ACTION ITEM:
Pull every line that includes the word "false" from the data.

Start of DATASET CONTENT

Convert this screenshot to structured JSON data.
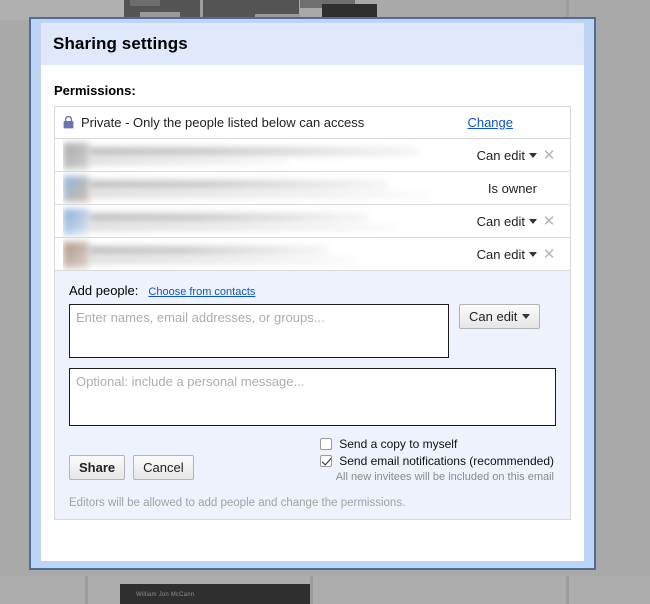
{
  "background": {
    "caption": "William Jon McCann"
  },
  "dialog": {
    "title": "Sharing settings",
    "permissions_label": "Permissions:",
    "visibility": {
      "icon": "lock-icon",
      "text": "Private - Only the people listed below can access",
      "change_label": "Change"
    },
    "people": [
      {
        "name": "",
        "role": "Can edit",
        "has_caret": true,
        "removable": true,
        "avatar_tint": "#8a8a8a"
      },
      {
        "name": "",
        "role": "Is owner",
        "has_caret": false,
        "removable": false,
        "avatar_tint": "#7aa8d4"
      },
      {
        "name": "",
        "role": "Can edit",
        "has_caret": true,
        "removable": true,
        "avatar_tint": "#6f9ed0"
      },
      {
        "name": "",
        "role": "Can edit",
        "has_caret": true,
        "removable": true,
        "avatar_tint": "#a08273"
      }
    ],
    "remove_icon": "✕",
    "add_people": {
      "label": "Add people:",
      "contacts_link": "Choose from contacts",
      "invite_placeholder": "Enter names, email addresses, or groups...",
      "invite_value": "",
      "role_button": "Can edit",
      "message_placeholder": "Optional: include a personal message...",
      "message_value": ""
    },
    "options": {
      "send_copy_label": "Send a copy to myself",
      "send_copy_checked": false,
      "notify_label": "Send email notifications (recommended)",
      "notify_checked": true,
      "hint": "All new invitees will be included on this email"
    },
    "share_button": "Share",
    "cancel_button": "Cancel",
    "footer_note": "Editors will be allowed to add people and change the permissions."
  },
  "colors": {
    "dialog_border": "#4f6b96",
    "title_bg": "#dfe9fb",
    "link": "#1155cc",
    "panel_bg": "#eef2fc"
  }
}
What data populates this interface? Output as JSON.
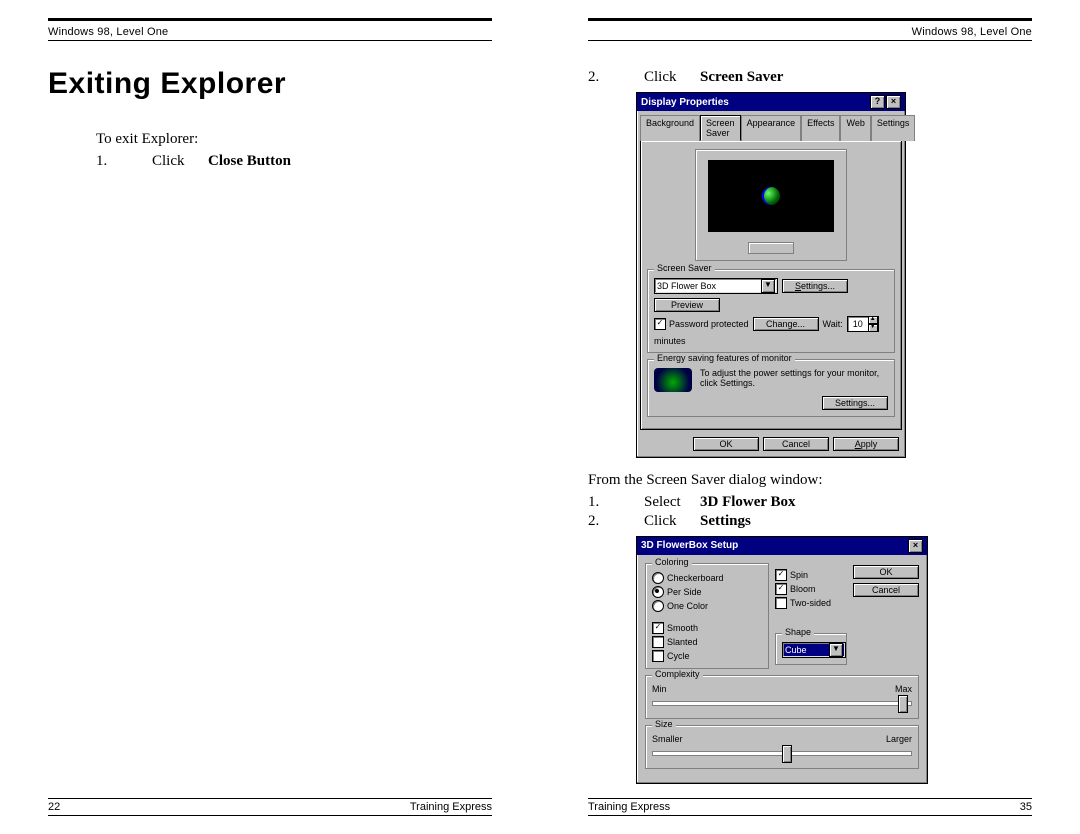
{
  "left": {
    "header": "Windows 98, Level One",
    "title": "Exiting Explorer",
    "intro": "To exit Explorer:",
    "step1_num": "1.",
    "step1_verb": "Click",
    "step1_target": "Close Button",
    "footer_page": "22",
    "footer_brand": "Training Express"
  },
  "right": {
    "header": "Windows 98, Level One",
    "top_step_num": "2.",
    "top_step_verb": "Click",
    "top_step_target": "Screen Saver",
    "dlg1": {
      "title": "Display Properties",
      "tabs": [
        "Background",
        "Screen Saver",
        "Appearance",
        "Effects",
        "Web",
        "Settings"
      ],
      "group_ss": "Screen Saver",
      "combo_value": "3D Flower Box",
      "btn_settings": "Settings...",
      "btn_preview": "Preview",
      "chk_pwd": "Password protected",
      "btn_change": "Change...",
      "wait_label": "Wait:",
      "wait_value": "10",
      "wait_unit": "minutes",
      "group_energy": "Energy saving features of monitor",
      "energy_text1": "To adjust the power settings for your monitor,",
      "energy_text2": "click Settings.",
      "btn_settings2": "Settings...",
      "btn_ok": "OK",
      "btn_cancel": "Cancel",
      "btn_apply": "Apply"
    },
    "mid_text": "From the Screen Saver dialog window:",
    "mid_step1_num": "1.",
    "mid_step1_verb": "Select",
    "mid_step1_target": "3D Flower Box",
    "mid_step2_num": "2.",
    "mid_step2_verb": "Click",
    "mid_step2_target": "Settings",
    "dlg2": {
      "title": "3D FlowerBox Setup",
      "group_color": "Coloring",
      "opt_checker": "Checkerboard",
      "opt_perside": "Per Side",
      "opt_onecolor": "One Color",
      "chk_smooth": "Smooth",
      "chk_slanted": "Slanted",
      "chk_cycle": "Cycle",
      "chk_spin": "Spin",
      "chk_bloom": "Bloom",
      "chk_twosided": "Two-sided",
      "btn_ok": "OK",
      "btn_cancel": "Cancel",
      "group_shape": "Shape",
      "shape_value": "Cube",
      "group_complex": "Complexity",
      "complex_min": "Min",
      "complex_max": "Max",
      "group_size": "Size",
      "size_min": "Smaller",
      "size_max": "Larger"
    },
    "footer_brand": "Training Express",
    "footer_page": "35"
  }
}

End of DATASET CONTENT
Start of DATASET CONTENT

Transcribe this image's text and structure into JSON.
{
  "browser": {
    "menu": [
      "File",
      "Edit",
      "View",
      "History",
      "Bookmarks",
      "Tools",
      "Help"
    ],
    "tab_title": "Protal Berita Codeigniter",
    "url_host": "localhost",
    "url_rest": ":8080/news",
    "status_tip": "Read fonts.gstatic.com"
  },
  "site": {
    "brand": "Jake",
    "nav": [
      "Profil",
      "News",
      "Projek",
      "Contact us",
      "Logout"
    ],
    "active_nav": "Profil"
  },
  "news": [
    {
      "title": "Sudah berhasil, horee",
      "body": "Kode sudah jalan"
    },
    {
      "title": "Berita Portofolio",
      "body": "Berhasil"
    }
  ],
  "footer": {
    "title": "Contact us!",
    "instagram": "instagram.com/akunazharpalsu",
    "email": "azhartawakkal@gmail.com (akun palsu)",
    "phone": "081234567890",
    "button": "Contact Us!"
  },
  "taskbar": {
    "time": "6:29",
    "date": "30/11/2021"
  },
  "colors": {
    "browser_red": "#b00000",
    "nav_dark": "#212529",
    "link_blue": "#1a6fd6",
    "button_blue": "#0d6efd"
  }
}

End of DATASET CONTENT

RESULT FOR THIS TASK:
        "has_caret": false,
        "removable": false,
      "send_copy_checked": false,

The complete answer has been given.